### TASK INPUTS ###

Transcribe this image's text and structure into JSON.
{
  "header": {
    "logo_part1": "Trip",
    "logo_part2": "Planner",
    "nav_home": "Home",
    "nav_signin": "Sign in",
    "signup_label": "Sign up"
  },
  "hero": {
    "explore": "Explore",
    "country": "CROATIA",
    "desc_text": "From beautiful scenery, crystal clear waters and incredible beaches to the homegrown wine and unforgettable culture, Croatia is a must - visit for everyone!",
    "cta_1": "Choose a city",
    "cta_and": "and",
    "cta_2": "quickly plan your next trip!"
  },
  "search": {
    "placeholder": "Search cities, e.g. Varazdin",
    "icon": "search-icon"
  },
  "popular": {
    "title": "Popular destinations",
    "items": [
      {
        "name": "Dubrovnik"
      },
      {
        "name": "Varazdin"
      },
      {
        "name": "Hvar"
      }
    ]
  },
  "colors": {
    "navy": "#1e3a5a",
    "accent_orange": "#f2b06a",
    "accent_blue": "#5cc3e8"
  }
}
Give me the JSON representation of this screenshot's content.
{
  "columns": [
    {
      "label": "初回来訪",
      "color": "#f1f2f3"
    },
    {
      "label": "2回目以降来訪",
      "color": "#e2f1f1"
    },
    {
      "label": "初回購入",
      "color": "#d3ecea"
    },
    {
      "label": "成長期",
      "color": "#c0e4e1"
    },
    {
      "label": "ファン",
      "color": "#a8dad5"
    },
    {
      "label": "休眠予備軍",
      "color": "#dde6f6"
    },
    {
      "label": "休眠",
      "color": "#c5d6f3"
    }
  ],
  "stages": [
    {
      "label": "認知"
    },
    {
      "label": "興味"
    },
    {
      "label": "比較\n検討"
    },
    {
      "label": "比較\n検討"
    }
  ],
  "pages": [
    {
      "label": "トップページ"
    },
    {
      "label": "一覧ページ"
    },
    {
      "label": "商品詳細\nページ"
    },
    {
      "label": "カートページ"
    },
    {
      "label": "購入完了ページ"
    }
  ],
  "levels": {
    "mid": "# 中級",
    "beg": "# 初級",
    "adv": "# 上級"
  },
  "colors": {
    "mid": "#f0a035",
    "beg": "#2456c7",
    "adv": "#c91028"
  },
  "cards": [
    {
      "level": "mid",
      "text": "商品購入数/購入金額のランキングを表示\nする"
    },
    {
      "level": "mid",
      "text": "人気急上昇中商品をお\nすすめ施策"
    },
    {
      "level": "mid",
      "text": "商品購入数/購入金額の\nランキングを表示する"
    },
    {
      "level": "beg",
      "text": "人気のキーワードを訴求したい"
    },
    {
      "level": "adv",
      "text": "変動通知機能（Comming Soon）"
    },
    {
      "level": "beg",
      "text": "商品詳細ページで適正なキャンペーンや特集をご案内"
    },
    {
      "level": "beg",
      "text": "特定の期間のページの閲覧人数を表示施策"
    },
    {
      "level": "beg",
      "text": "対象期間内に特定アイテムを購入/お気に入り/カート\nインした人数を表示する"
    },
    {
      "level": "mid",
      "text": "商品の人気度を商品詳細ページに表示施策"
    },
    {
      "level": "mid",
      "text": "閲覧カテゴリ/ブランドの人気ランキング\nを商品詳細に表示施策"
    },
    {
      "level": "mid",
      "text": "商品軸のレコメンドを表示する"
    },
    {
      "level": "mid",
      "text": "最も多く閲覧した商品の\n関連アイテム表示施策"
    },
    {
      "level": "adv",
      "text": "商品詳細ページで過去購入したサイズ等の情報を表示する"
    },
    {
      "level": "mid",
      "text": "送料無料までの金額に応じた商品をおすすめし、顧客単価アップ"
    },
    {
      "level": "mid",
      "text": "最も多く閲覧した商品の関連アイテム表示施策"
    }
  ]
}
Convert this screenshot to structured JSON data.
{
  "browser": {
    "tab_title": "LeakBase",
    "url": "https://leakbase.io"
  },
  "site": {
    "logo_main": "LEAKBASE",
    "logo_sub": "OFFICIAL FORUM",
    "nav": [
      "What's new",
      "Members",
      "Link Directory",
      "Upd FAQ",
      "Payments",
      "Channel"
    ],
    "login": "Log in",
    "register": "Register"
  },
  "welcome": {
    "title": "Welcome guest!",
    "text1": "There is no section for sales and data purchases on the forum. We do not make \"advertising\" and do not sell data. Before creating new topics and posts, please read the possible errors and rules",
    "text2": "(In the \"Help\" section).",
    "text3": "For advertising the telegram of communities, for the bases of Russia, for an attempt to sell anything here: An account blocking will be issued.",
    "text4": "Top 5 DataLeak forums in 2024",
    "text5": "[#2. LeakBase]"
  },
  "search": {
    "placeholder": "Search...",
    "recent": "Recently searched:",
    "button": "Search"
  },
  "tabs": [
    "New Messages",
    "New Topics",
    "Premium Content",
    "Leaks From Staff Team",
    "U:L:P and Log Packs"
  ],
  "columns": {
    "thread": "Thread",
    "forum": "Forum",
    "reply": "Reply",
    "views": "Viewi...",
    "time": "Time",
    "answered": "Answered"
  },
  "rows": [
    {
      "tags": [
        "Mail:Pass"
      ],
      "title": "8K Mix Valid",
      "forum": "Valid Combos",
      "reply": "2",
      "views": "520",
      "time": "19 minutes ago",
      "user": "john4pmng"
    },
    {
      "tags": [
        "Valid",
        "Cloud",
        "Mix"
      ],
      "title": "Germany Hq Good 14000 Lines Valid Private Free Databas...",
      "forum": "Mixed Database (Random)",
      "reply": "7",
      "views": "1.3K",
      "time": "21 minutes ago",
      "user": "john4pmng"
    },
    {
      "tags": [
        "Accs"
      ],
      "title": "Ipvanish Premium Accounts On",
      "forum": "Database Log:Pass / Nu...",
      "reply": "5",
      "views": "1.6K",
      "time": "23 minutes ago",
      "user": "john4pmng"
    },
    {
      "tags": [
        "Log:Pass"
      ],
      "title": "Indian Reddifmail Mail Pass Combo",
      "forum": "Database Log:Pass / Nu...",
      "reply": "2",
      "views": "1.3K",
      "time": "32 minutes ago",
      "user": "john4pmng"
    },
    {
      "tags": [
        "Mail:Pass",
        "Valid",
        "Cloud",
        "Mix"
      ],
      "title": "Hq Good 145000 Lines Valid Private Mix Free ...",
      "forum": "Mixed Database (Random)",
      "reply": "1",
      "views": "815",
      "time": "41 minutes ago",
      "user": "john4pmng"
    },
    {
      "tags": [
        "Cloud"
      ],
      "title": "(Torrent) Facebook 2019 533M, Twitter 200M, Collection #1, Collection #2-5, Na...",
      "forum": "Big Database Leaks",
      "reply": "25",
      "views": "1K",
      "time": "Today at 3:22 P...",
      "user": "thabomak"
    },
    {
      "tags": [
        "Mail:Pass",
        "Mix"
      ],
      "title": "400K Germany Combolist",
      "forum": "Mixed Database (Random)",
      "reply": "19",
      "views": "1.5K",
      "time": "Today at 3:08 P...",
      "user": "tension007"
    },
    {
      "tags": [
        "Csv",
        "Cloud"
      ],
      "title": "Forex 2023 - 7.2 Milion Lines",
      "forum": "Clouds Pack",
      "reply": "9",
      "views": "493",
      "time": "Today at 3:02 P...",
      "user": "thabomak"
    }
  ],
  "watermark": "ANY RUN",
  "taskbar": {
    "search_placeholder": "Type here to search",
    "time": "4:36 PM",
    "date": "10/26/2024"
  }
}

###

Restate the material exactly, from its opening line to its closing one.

Transcribe this image's text and structure into JSON.
{
  "header": {
    "logo_part1": "Trip",
    "logo_part2": "Planner",
    "nav_home": "Home",
    "nav_signin": "Sign in",
    "signup_label": "Sign up"
  },
  "hero": {
    "explore": "Explore",
    "country": "CROATIA",
    "desc_text": "From beautiful scenery, crystal clear waters and incredible beaches to the homegrown wine and unforgettable culture, Croatia is a must - visit for everyone!",
    "cta_1": "Choose a city",
    "cta_and": "and",
    "cta_2": "quickly plan your next trip!"
  },
  "search": {
    "placeholder": "Search cities, e.g. Varazdin",
    "icon": "search-icon"
  },
  "popular": {
    "title": "Popular destinations",
    "items": [
      {
        "name": "Dubrovnik"
      },
      {
        "name": "Varazdin"
      },
      {
        "name": "Hvar"
      }
    ]
  },
  "colors": {
    "navy": "#1e3a5a",
    "accent_orange": "#f2b06a",
    "accent_blue": "#5cc3e8"
  }
}
Give me the JSON representation of this screenshot's content.
{
  "columns": [
    {
      "label": "初回来訪",
      "color": "#f1f2f3"
    },
    {
      "label": "2回目以降来訪",
      "color": "#e2f1f1"
    },
    {
      "label": "初回購入",
      "color": "#d3ecea"
    },
    {
      "label": "成長期",
      "color": "#c0e4e1"
    },
    {
      "label": "ファン",
      "color": "#a8dad5"
    },
    {
      "label": "休眠予備軍",
      "color": "#dde6f6"
    },
    {
      "label": "休眠",
      "color": "#c5d6f3"
    }
  ],
  "stages": [
    {
      "label": "認知"
    },
    {
      "label": "興味"
    },
    {
      "label": "比較\n検討"
    },
    {
      "label": "比較\n検討"
    }
  ],
  "pages": [
    {
      "label": "トップページ"
    },
    {
      "label": "一覧ページ"
    },
    {
      "label": "商品詳細\nページ"
    },
    {
      "label": "カートページ"
    },
    {
      "label": "購入完了ページ"
    }
  ],
  "levels": {
    "mid": "# 中級",
    "beg": "# 初級",
    "adv": "# 上級"
  },
  "colors": {
    "mid": "#f0a035",
    "beg": "#2456c7",
    "adv": "#c91028"
  },
  "cards": [
    {
      "level": "mid",
      "text": "商品購入数/購入金額のランキングを表示\nする"
    },
    {
      "level": "mid",
      "text": "人気急上昇中商品をお\nすすめ施策"
    },
    {
      "level": "mid",
      "text": "商品購入数/購入金額の\nランキングを表示する"
    },
    {
      "level": "beg",
      "text": "人気のキーワードを訴求したい"
    },
    {
      "level": "adv",
      "text": "変動通知機能（Comming Soon）"
    },
    {
      "level": "beg",
      "text": "商品詳細ページで適正なキャンペーンや特集をご案内"
    },
    {
      "level": "beg",
      "text": "特定の期間のページの閲覧人数を表示施策"
    },
    {
      "level": "beg",
      "text": "対象期間内に特定アイテムを購入/お気に入り/カート\nインした人数を表示する"
    },
    {
      "level": "mid",
      "text": "商品の人気度を商品詳細ページに表示施策"
    },
    {
      "level": "mid",
      "text": "閲覧カテゴリ/ブランドの人気ランキング\nを商品詳細に表示施策"
    },
    {
      "level": "mid",
      "text": "商品軸のレコメンドを表示する"
    },
    {
      "level": "mid",
      "text": "最も多く閲覧した商品の\n関連アイテム表示施策"
    },
    {
      "level": "adv",
      "text": "商品詳細ページで過去購入したサイズ等の情報を表示する"
    },
    {
      "level": "mid",
      "text": "送料無料までの金額に応じた商品をおすすめし、顧客単価アップ"
    },
    {
      "level": "mid",
      "text": "最も多く閲覧した商品の関連アイテム表示施策"
    }
  ]
}
Convert this screenshot to structured JSON data.
{
  "browser": {
    "tab_title": "LeakBase",
    "url": "https://leakbase.io"
  },
  "site": {
    "logo_main": "LEAKBASE",
    "logo_sub": "OFFICIAL FORUM",
    "nav": [
      "What's new",
      "Members",
      "Link Directory",
      "Upd FAQ",
      "Payments",
      "Channel"
    ],
    "login": "Log in",
    "register": "Register"
  },
  "welcome": {
    "title": "Welcome guest!",
    "text1": "There is no section for sales and data purchases on the forum. We do not make \"advertising\" and do not sell data. Before creating new topics and posts, please read the possible errors and rules",
    "text2": "(In the \"Help\" section).",
    "text3": "For advertising the telegram of communities, for the bases of Russia, for an attempt to sell anything here: An account blocking will be issued.",
    "text4": "Top 5 DataLeak forums in 2024",
    "text5": "[#2. LeakBase]"
  },
  "search": {
    "placeholder": "Search...",
    "recent": "Recently searched:",
    "button": "Search"
  },
  "tabs": [
    "New Messages",
    "New Topics",
    "Premium Content",
    "Leaks From Staff Team",
    "U:L:P and Log Packs"
  ],
  "columns": {
    "thread": "Thread",
    "forum": "Forum",
    "reply": "Reply",
    "views": "Viewi...",
    "time": "Time",
    "answered": "Answered"
  },
  "rows": [
    {
      "tags": [
        "Mail:Pass"
      ],
      "title": "8K Mix Valid",
      "forum": "Valid Combos",
      "reply": "2",
      "views": "520",
      "time": "19 minutes ago",
      "user": "john4pmng"
    },
    {
      "tags": [
        "Valid",
        "Cloud",
        "Mix"
      ],
      "title": "Germany Hq Good 14000 Lines Valid Private Free Databas...",
      "forum": "Mixed Database (Random)",
      "reply": "7",
      "views": "1.3K",
      "time": "21 minutes ago",
      "user": "john4pmng"
    },
    {
      "tags": [
        "Accs"
      ],
      "title": "Ipvanish Premium Accounts On",
      "forum": "Database Log:Pass / Nu...",
      "reply": "5",
      "views": "1.6K",
      "time": "23 minutes ago",
      "user": "john4pmng"
    },
    {
      "tags": [
        "Log:Pass"
      ],
      "title": "Indian Reddifmail Mail Pass Combo",
      "forum": "Database Log:Pass / Nu...",
      "reply": "2",
      "views": "1.3K",
      "time": "32 minutes ago",
      "user": "john4pmng"
    },
    {
      "tags": [
        "Mail:Pass",
        "Valid",
        "Cloud",
        "Mix"
      ],
      "title": "Hq Good 145000 Lines Valid Private Mix Free ...",
      "forum": "Mixed Database (Random)",
      "reply": "1",
      "views": "815",
      "time": "41 minutes ago",
      "user": "john4pmng"
    },
    {
      "tags": [
        "Cloud"
      ],
      "title": "(Torrent) Facebook 2019 533M, Twitter 200M, Collection #1, Collection #2-5, Na...",
      "forum": "Big Database Leaks",
      "reply": "25",
      "views": "1K",
      "time": "Today at 3:22 P...",
      "user": "thabomak"
    },
    {
      "tags": [
        "Mail:Pass",
        "Mix"
      ],
      "title": "400K Germany Combolist",
      "forum": "Mixed Database (Random)",
      "reply": "19",
      "views": "1.5K",
      "time": "Today at 3:08 P...",
      "user": "tension007"
    },
    {
      "tags": [
        "Csv",
        "Cloud"
      ],
      "title": "Forex 2023 - 7.2 Milion Lines",
      "forum": "Clouds Pack",
      "reply": "9",
      "views": "493",
      "time": "Today at 3:02 P...",
      "user": "thabomak"
    }
  ],
  "watermark": "ANY RUN",
  "taskbar": {
    "search_placeholder": "Type here to search",
    "time": "4:36 PM",
    "date": "10/26/2024"
  }
}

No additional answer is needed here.